There’s another $780 million locked in for sales and other milestone payments, with royalties also thrown in should the drug reach the market. Arrowhead will, however, maintain rights to develop and sell the drug in China.

Anzalone said on China that: “We are looking at ways to maximize the value of all of our assets and we believe the opportunities in China are not currently appreciated. Similar to the U.S., NASH rates among adults in China are considerably high, with estimates of 2% to 6%of the adult population. Given the significant need of the population, we believe that there is considerable opportunity in that region.”

He wouldn't name names on who else may have been interested in the drug, saying only that his team “ran a competitive process that included multiple potential partners for this asset” and in the end, he said, GSK had "the infrastructure and capabilities best suited" to work on and sell the drug.

This is another nice deal for Arrowhead, which is revitalizing its business after a catastrophic failure five years ago saw it throw out work on its leading platform and led to it having to largely reset after major layoffs.

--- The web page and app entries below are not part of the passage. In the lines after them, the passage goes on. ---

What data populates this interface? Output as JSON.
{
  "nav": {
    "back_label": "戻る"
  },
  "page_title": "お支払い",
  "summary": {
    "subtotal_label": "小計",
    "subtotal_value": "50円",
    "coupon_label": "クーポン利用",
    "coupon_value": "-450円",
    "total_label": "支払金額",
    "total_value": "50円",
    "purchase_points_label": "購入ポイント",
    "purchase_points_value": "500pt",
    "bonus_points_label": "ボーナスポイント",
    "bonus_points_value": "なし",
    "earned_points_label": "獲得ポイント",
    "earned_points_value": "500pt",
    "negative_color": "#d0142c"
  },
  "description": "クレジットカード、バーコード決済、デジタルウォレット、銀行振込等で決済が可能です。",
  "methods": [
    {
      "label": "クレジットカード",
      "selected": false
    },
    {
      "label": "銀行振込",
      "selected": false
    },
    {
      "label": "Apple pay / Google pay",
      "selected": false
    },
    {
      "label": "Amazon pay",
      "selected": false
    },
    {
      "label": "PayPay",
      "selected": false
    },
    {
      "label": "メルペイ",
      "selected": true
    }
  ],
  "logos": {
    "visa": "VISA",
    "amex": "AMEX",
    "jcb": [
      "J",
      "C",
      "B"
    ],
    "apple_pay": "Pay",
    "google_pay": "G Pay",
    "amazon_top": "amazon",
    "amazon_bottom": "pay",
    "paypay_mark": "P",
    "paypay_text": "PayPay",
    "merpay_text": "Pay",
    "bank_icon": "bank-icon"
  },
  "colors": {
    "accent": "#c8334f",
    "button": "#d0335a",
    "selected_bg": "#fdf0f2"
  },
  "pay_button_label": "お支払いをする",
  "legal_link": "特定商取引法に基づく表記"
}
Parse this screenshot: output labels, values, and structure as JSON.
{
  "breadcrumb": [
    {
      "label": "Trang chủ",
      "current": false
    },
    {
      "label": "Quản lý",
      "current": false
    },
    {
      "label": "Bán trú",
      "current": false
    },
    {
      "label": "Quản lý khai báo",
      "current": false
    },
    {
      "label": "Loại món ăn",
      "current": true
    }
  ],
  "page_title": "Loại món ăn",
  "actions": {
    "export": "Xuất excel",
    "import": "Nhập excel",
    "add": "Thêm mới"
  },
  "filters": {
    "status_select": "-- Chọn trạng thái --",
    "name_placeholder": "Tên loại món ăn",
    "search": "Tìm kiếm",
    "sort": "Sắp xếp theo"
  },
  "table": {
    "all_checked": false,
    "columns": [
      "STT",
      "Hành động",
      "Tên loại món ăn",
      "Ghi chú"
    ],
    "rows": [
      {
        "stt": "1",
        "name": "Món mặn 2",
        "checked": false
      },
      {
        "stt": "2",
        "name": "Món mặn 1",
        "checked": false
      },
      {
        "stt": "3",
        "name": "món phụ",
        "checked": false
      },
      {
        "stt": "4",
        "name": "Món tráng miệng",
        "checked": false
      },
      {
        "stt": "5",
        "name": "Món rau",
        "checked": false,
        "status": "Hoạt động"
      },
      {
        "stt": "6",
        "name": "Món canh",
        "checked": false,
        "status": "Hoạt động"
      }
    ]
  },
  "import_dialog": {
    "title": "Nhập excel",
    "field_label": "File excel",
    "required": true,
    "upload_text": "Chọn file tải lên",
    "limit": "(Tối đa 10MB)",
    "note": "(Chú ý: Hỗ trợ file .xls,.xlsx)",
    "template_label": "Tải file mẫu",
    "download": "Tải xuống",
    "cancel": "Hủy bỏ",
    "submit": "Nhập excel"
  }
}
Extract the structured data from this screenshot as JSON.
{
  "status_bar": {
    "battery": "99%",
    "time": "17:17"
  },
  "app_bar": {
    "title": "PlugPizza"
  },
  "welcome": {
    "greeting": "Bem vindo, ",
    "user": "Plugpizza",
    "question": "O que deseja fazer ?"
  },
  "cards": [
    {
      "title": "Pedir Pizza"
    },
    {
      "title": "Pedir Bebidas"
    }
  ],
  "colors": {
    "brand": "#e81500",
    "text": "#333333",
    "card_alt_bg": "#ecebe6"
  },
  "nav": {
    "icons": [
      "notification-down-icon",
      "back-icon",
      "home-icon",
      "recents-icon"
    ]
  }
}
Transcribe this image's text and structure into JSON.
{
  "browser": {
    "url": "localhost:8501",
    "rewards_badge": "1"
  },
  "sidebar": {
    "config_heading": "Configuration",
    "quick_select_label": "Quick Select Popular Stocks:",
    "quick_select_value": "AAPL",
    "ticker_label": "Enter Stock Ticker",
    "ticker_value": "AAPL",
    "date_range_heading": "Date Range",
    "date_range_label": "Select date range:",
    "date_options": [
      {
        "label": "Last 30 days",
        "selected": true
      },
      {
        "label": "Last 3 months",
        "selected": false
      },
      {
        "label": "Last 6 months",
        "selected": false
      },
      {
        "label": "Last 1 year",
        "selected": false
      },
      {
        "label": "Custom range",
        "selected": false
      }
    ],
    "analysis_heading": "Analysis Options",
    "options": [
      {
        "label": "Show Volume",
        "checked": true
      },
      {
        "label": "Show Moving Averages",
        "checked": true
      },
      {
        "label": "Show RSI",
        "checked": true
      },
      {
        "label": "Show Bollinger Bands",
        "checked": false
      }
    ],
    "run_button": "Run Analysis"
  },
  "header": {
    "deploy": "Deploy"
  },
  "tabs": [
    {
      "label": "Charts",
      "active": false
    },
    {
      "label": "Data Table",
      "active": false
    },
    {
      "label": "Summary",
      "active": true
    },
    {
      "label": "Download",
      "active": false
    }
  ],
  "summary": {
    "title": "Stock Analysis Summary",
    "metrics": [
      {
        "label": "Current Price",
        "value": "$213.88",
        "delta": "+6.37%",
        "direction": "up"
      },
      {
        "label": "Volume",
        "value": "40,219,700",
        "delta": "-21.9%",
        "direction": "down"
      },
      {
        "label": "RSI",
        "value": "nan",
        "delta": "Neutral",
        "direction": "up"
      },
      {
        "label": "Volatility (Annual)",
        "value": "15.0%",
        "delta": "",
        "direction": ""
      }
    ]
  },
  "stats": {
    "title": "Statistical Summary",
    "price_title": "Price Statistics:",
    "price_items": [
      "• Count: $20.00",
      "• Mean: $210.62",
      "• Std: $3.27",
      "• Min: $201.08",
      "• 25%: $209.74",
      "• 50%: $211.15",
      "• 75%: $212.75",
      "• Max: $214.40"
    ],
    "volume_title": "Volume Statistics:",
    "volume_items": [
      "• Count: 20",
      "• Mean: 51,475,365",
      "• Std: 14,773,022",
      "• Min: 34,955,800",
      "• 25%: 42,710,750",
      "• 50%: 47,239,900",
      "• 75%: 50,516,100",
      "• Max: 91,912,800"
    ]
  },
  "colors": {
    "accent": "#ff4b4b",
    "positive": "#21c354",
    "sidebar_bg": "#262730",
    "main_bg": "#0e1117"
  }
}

Since then, however, it has signed a series of deals with the likes of Takeda and Horizon Therapeutics, though, in the summer, it stopped an early-stage cystic fibrosis study after a rat study triggered lung inflammation concerns.